I suspect there are also "spectrum management" reasons for having the limit in place.
I agree. You've given the fuller explanation of my crosstalk comment.
In time, various changes will take place that may permit higher speeds. Deployment of vectoring will help with crosstalk issues.
I suspect, too, that there will be regulatory changes favouring higher speeds.
It seems clear that the old LLU model is dying from an economic point of view. The important part of unbundling an exchange will be bringing in your own backhaul capability, which you can hook up to the FTTx infrastructure at the aggregation node. There's increasingly little point spending money on equipment to provide 'traditional' phone service and ADSL2+ when consumers will increasingly demand FTTx and voice can easily be provided over FTTx infrastructure.
The cost of rolling out FTTx means that it's only worth one provider rolling out in each location. There's little money in providing alternative 'last mile' connectivity, as shown by the virtual cessation of roll out by the original cable companies in the run-up to their commercial failure and coalescence into Virgin Media, also by Digital Region. This means SLU is only really of relevance where BT Openreach has yet to roll out FTTx. (Incidentally, one FTTC provider per location also offers the best possible scenario for VDSL2 vectoring, with all pairs in a bundle served by the same infrastructure).
If Ofcom is changed the regulatory framework to require all SLU operators to offer wholesale interconnection so there were no lines where FTTx was available but wholesale FTTx was not, the way then appears open to set a date to remove ANFP protection for exchange provided ADSL in each FTTC served area, somewhat like the abandonment of 20CN DSL products in 21CN served areas. This will require removal of ADSL from all lines served from FTTC enabled PCPs, with broadband service moving to FTTC, as the main reason behind the current protection is strong VDSL2 signals at the PCP interfering with weak ADSL signals from the exchange.
Removal of exchange provided ADSL would lower the VDSL noise floor somewhat and, more importantly, permit removal of VDSL power cut-backs put in place to protect ADSL. The removal of the power cut-backs will increase available VDSL2 speeds, especially on longer lines which are most affected by the current cut-backs on the lowest frequencies which are shared between ADSL and VDSL. If necessary, ADSL and VDSL could be served from the same point - from the PCP for lines too long to benefit from VDSL (with the corresponding increase in speeds by removing the E-side cabling from the ADSL) or from the exchange for 'exchange only' lines - though with no power cut-back, VDSL may perform at least as well as ADSL, making ADSL redundant.

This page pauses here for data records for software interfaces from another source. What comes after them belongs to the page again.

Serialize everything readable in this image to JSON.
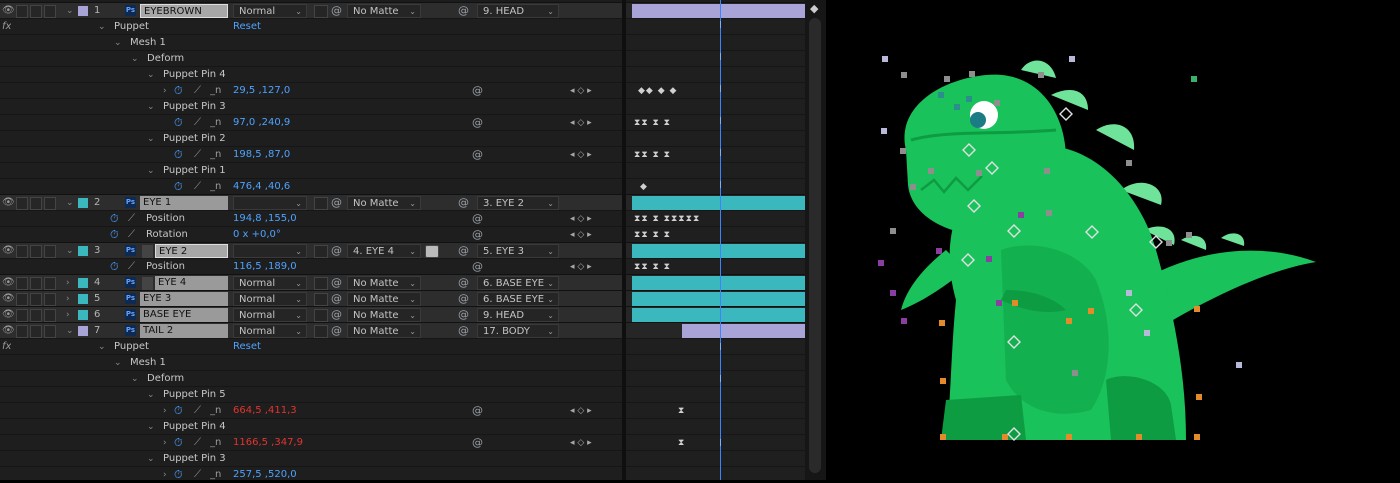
{
  "fx_label": "fx",
  "colors": {
    "lavender": "#a9a4d8",
    "teal": "#3bb8bd",
    "blue": "#4da3ff",
    "red": "#e3342f",
    "dino": "#19c25a",
    "dino_dark": "#0e9c43",
    "spike": "#6fe39a"
  },
  "timeline_icon": "cti-marker-icon",
  "layers": [
    {
      "num": "1",
      "name": "EYEBROWN",
      "mode": "Normal",
      "matte": "No Matte",
      "parent": "9. HEAD"
    },
    {
      "num": "2",
      "name": "EYE 1",
      "mode": "",
      "matte": "No Matte",
      "parent": "3. EYE 2"
    },
    {
      "num": "3",
      "name": "EYE 2",
      "mode": "",
      "matte": "4. EYE 4",
      "parent": "5. EYE 3"
    },
    {
      "num": "4",
      "name": "EYE 4",
      "mode": "Normal",
      "matte": "No Matte",
      "parent": "6. BASE EYE"
    },
    {
      "num": "5",
      "name": "EYE 3",
      "mode": "Normal",
      "matte": "No Matte",
      "parent": "6. BASE EYE"
    },
    {
      "num": "6",
      "name": "BASE EYE",
      "mode": "Normal",
      "matte": "No Matte",
      "parent": "9. HEAD"
    },
    {
      "num": "7",
      "name": "TAIL 2",
      "mode": "Normal",
      "matte": "No Matte",
      "parent": "17. BODY"
    }
  ],
  "props": {
    "puppet": "Puppet",
    "reset": "Reset",
    "mesh": "Mesh 1",
    "deform": "Deform",
    "pin4": "Puppet Pin 4",
    "pin3": "Puppet Pin 3",
    "pin2": "Puppet Pin 2",
    "pin1": "Puppet Pin 1",
    "pin5": "Puppet Pin 5",
    "position": "Position",
    "rotation": "Rotation"
  },
  "values": {
    "eb_pin4": "29,5 ,127,0",
    "eb_pin3": "97,0 ,240,9",
    "eb_pin2": "198,5 ,87,0",
    "eb_pin1": "476,4 ,40,6",
    "eye1_pos": "194,8 ,155,0",
    "eye1_rot": "0 x +0,0°",
    "eye2_pos": "116,5 ,189,0",
    "tail_pin5": "664,5 ,411,3",
    "tail_pin4": "1166,5 ,347,9",
    "tail_pin3": "257,5 ,520,0"
  },
  "glyphs": {
    "eye": "👁",
    "down": "⌄",
    "right": "›",
    "stopwatch": "⏱",
    "graph": "⟋",
    "spiral": "@",
    "nav": "◂ ◇ ▸",
    "caret": "⌄",
    "n": "_n"
  }
}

The pay back in abandoning exchange ADSL in VDSL2 served areas is clear - there's no need to offer duplicate access methods, and all legacy ATM backhaul can be abandoned. This should permit wholesale port costs for an ADSL replacement VDSL2 service to match existing ADSL port costs. I'm sure 'wires only' VDSL2 will have arrived long before this happens, so ISPs will be able to prepare customers for their upgrade by sending out a new router and filters. Indeed, many of these upgrades will likely happen anyway over time - once 'wires only' VDSL2 is finalised, I expect ISPs will increasingly move to providing multi-mode equipment which works equally well on the various flavours of ADSL and VDSL2, as well as having an Ethernet port to connect to an FTTP ONT and at least one voice port for voice over FTTC.
One unknown in all this is how fast FTTP roll-out will happen, and whether Ofcom will give regulatory approval for BT Openreach to discontinue metallic local loops and traditional voice service when all users have been migrated to FTTP (i.e. Fibre Only Exchanges). The obvious benefit of allowing this is that BT seem destined to have fewer FTTx aggregation points than there are existing exchanges at present, offering savings to BT by abandoning disused exchanges and to other operators from having fewer aggregation nodes to serve.
I expect universal FTTP to take several decades, even with the prospect of consumers helping BT with the costs of upgrading areas to FTTP via the FTTP On Demand product and the inevitable development over the next few years of FTTP or FTTB solutions for blocks of flats and apartments. The problem will be the diminishing proportion of connections that are disproportionately expensive to upgrade to fibre, though it will become standard to install fibre at the same time as - or instead of - replacing life-expired copper infrastructure. All this means there will be a case in the medium term for abandoning ADSL in favour of universal VDSL2, offering the highest speeds physically possible on copper twisted pairs. There may be some incremental advancements still to come in VDSL2, but I do not foresee another major generation of DSL. When there is demand for >100Mbits/second, that will become a driver for FTTP deployment - at the moment, there really isn't a killer application for such connections.